The work is made using a kind of stamp that I produced prior to making the work, a linoleum ‘Y’ shape which leaves its imprint and creates a dichotomy. At each branching, the connection acquires vitality – or loses it, either way there is a transformation.

I used different primers to create a surface that would look homogenous from a distance but rich and porous from near. I did not wanted to paint a surface but to create one, which is a different thing.The Y is a formal device, or perhaps I might call it a formal principle around which the work is structured. Using one formal principle, or tracing structure, one can create infinite numbers of difference in the creative ‘mapping’ process. It is the same as in architecture, where the Y would be a generalised formal device to be customised according to the individual circumstances.

I approached the painting as a tree (Deleuze’s ‘tree logic’) in which ready-made dichotomies are stamped to create an infinite structure, creating a ‘fractal’ logicwhich leads from the tree to the rhizome. I wanted to think about how to approach the infinite within the painting’s surface. The branching dichotomies are interrupted by my own stories and those of my ancestors, mixed up and retold and drawn by successive children, perhaps. These have their own logic and their own sense of up and down. This heterogeneity creates a rhizomatic element.


T like Thomas – A desire of assemblage.

The T in this work stands for the architect’s tool, but also for Thomas, my father’s surname. The T device here stands as a symbol of the architect, as a visual ratio which divides space and for the passage between a vertical and a horizontal state, as in the movement from seeing the painting on the floor and on the wall.

The painting assembles elements that navigate between the abstract and the concrete.
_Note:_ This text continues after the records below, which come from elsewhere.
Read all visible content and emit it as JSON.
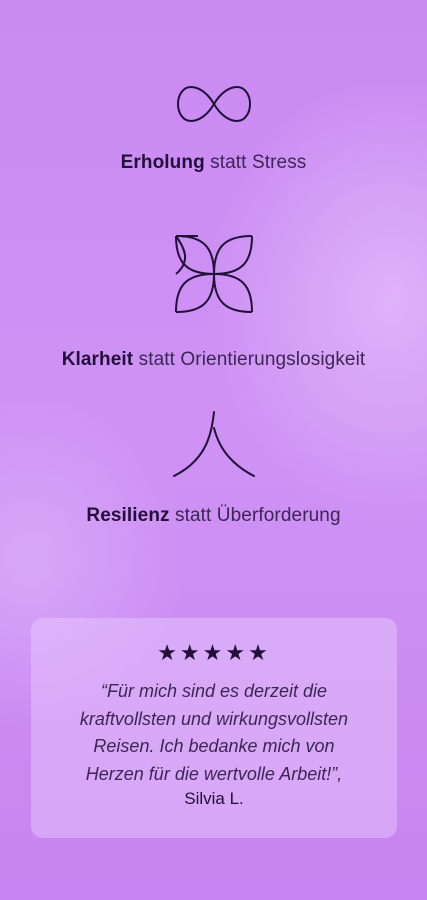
{
  "benefits": [
    {
      "icon": "infinity-icon",
      "strong": "Erholung",
      "rest": " statt Stress"
    },
    {
      "icon": "quatrefoil-icon",
      "strong": "Klarheit",
      "rest": " statt Orientierungslosigkeit"
    },
    {
      "icon": "fork-path-icon",
      "strong": "Resilienz",
      "rest": " statt Überforderung"
    }
  ],
  "review": {
    "stars": "★★★★★",
    "rating": 5,
    "quote_lines": [
      "“Für mich sind es derzeit die",
      "kraftvollsten und wirkungsvollsten",
      "Reisen. Ich bedanke mich von",
      "Herzen für die wertvolle Arbeit!”,"
    ],
    "author": "Silvia L."
  },
  "colors": {
    "background": "#cc8ef3",
    "text_dark": "#22103a",
    "text_light": "#3c2656"
  }
}
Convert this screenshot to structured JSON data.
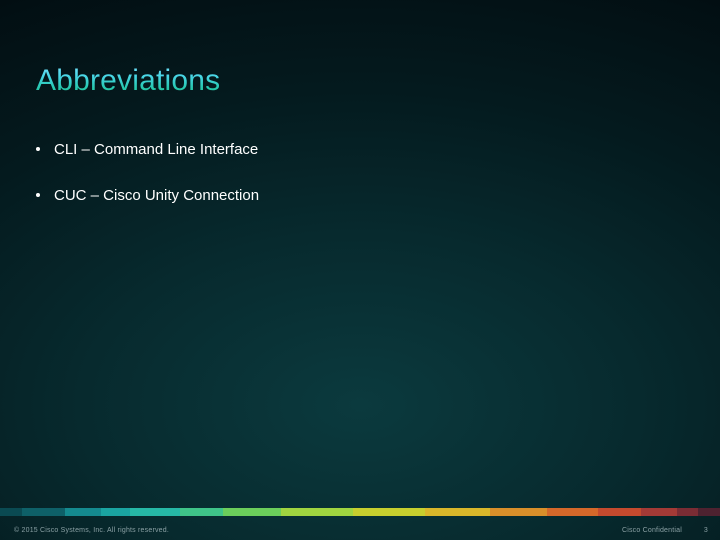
{
  "title": "Abbreviations",
  "bullets": [
    "CLI – Command Line Interface",
    "CUC – Cisco Unity Connection"
  ],
  "footer": {
    "copyright": "© 2015 Cisco Systems, Inc. All rights reserved.",
    "confidential": "Cisco Confidential",
    "page": "3"
  }
}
The configuration and superimposition of the painted surface seem to follow a system that is abstract, and reflective only of itself.It looks to the viewer as if there are three semi-transparent layers held there by pieces of tape ‘to keep things in place’.
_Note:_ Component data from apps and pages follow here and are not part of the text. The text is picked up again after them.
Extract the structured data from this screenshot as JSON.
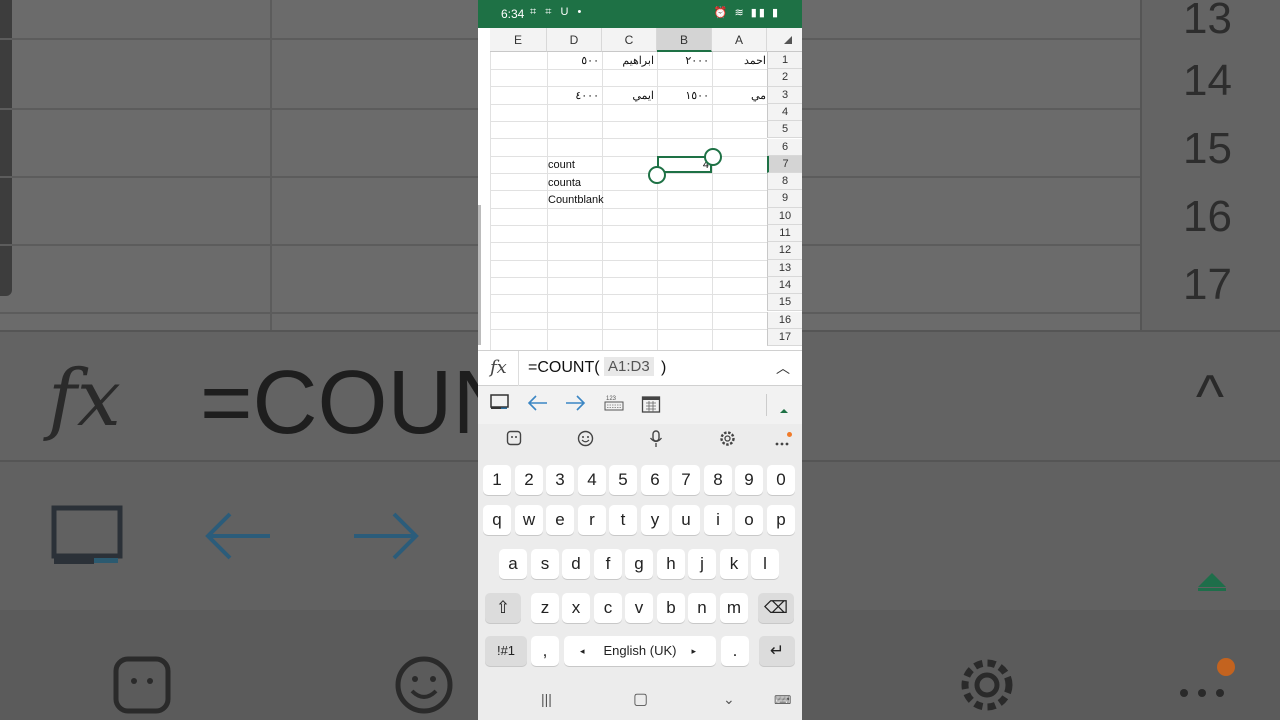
{
  "background": {
    "formula": "=COUNT(",
    "row_numbers": [
      "13",
      "14",
      "15",
      "16",
      "17"
    ]
  },
  "status_bar": {
    "time": "6:34",
    "left_icons": "⌗ ⌗ U •",
    "right_icons": "⏰ ≋ ▮▮ ▮",
    "accent": "#1e7145"
  },
  "columns": [
    "E",
    "D",
    "C",
    "B",
    "A"
  ],
  "selected_column": "B",
  "rows": [
    "1",
    "2",
    "3",
    "4",
    "5",
    "6",
    "7",
    "8",
    "9",
    "10",
    "11",
    "12",
    "13",
    "14",
    "15",
    "16",
    "17"
  ],
  "selected_row": "7",
  "cells": {
    "a1": "احمد",
    "b1": "٢٠٠٠",
    "c1": "ابراهيم",
    "d1": "٥٠٠",
    "a3": "مي",
    "b3": "١٥٠٠",
    "c3": "ايمي",
    "d3": "٤٠٠٠",
    "b7": "4",
    "d7": "count",
    "d8": "counta",
    "d9": "Countblank"
  },
  "formula_bar": {
    "fx": "fx",
    "formula_start": "=COUNT(",
    "reference": "A1:D3",
    "formula_end": ")"
  },
  "toolbar": {
    "icons": [
      "sheet-view-icon",
      "arrow-left-icon",
      "arrow-right-icon",
      "number-keyboard-icon",
      "calendar-icon",
      "collapse-icon"
    ]
  },
  "keyboard": {
    "top_icons": [
      "sticker-icon",
      "emoji-icon",
      "mic-icon",
      "settings-icon",
      "more-icon"
    ],
    "row_numbers": [
      "1",
      "2",
      "3",
      "4",
      "5",
      "6",
      "7",
      "8",
      "9",
      "0"
    ],
    "row_q": [
      "q",
      "w",
      "e",
      "r",
      "t",
      "y",
      "u",
      "i",
      "o",
      "p"
    ],
    "row_a": [
      "a",
      "s",
      "d",
      "f",
      "g",
      "h",
      "j",
      "k",
      "l"
    ],
    "row_z": [
      "z",
      "x",
      "c",
      "v",
      "b",
      "n",
      "m"
    ],
    "symbols_key": "!#1",
    "comma_key": ",",
    "space_label": "English (UK)",
    "period_key": "."
  },
  "nav_bar": {
    "recent": "|||",
    "home": "▢",
    "back": "⌄",
    "keyboard": "⌨"
  }
}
The readymade, juxtaposed with the painted surface, brings something that belongs to the outside world, so it refuses to speak only one material language. The painting’s support is a metaphor for the architectural drawing table. In fact it is a little more than a metaphor- it is a diagram that is also an object. So it is a painting and also a drawing table. What the work communicates: it tells the viewer to move the T, draw a line, I am inviting you to participate, the author has gone, you see. When I say that the author is gone, I mean that while making the work the ‘play session’ stopped; I made a decision to absent myself, not to impose my floor plan on these layers of absence. It is more about the desire to draw and the end of that desire- the line of desire paused at some point to leave a space for the viewers (including me) and carried on in the painting after this one; it became an open circle of ‘becoming’.

The mood with which I have tried to achieve this piece was very close to acting ‘as if for real’. I was setting up my paper and tracing paper on a table to eventually draw a floor plan, create an image. The movement between the floor plan and the wall-bound painting is always interesting for me. All my surfaces are walls but also grounds – we live in between horizontal and vertical planes (the walls of our houses, the walls on the streets, the streets in the town, the virtual walls of our frontiers) and the space we actually live in relates in one way or another to these two positions.
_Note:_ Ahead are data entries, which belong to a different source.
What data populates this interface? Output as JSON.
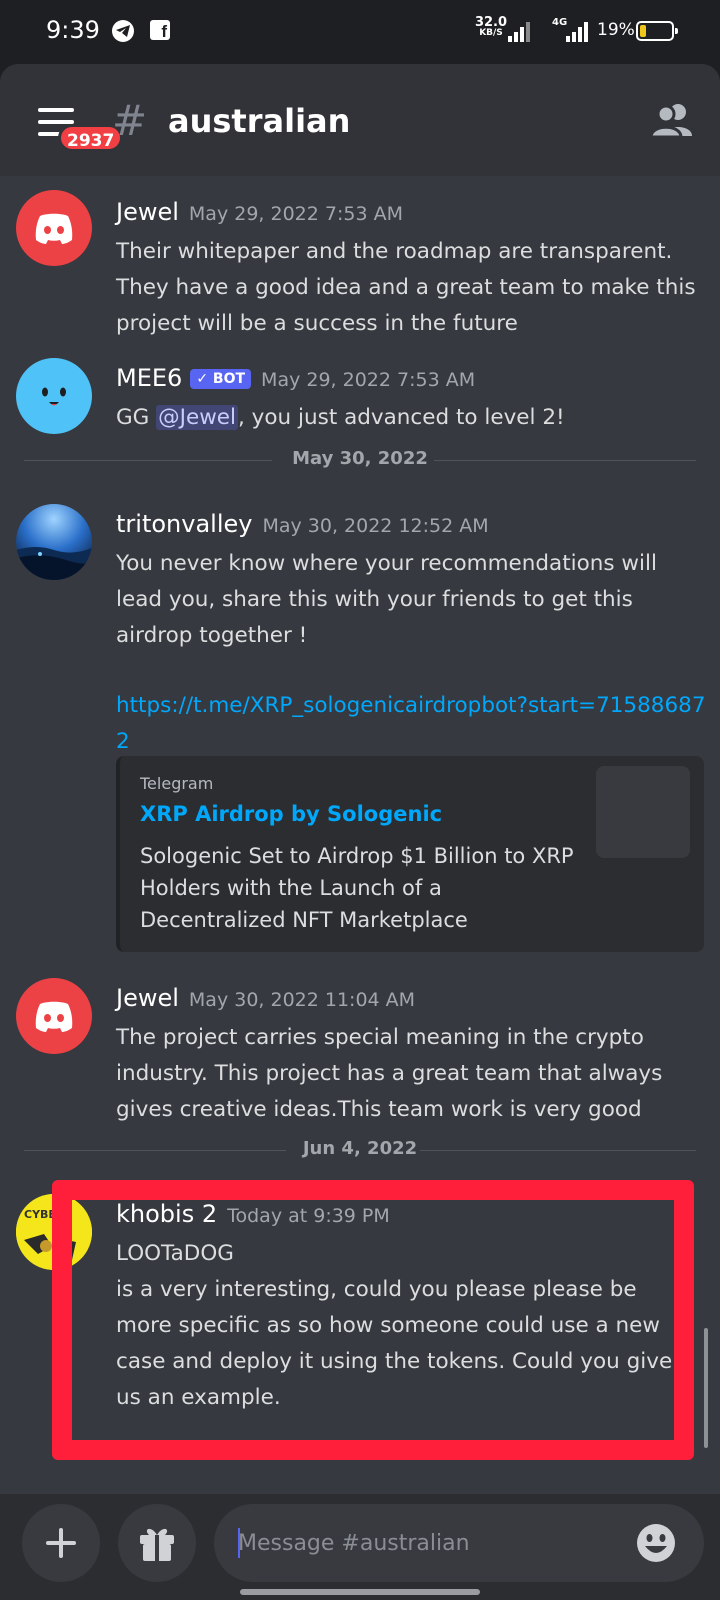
{
  "status_bar": {
    "time": "9:39",
    "net_speed_value": "32.0",
    "net_speed_unit": "KB/S",
    "network_label": "4G",
    "battery_pct": "19%",
    "battery_level": 0.19,
    "battery_color": "#f0c61a"
  },
  "header": {
    "badge_count": "2937",
    "hash": "#",
    "channel_name": "australian"
  },
  "messages": [
    {
      "author": "Jewel",
      "timestamp": "May 29, 2022 7:53 AM",
      "avatar_icon": "discord-logo-icon",
      "avatar_color": "#ed4245",
      "text": "Their whitepaper and the roadmap are transparent. They have a good idea and a great team to make this project will be a success in the future"
    },
    {
      "author": "MEE6",
      "bot_tag": "✓ BOT",
      "timestamp": "May 29, 2022 7:53 AM",
      "avatar_icon": "mee6-face-icon",
      "avatar_color": "#4fc3f7",
      "text_prefix": "GG ",
      "mention": "@Jewel",
      "text_suffix": ", you just advanced to level 2!"
    },
    {
      "author": "tritonvalley",
      "timestamp": "May 30, 2022 12:52 AM",
      "avatar_icon": "landscape-avatar-icon",
      "text": "You never know where your recommendations will lead you, share this with your friends to get this airdrop together !",
      "link": "https://t.me/XRP_sologenicairdropbot?start=715886872",
      "embed": {
        "provider": "Telegram",
        "title": "XRP Airdrop by Sologenic",
        "description": "Sologenic Set to Airdrop $1 Billion to XRP Holders with the Launch of a Decentralized NFT Marketplace"
      }
    },
    {
      "author": "Jewel",
      "timestamp": "May 30, 2022 11:04 AM",
      "avatar_icon": "discord-logo-icon",
      "avatar_color": "#ed4245",
      "text": "The project carries special meaning in the crypto industry.  This project has a great team that always gives creative ideas.This team work is very good"
    },
    {
      "author": "khobis 2",
      "timestamp": "Today at 9:39 PM",
      "avatar_icon": "cyberpunk-avatar-icon",
      "avatar_color": "#f5e61c",
      "line1": "LOOTaDOG",
      "text": "is a very interesting, could you please please be more specific as so how someone could use a new case and deploy it using the tokens. Could you give us an example."
    }
  ],
  "dividers": [
    "May 30, 2022",
    "Jun 4, 2022"
  ],
  "highlight_color": "#ff1f3a",
  "composer": {
    "placeholder": "Message #australian"
  },
  "icons": {
    "add": "plus-icon",
    "gift": "gift-icon",
    "emoji": "emoji-icon",
    "members": "members-icon",
    "menu": "hamburger-icon"
  }
}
There is a relevant quote by Leo Steinberg, from ‘The Flatbed’: ‘There is no law against hanging a rug on a wall, or reproducing a narrative picture as a mosaic floor. What I have in mind is the psychic address of the image, its special mode of imaginative confrontation, and I tend to regard the tilt of the picture plane from vertical to horizontal as expressive of the most radical shift in the subject matter of art, the shift from nature to culture.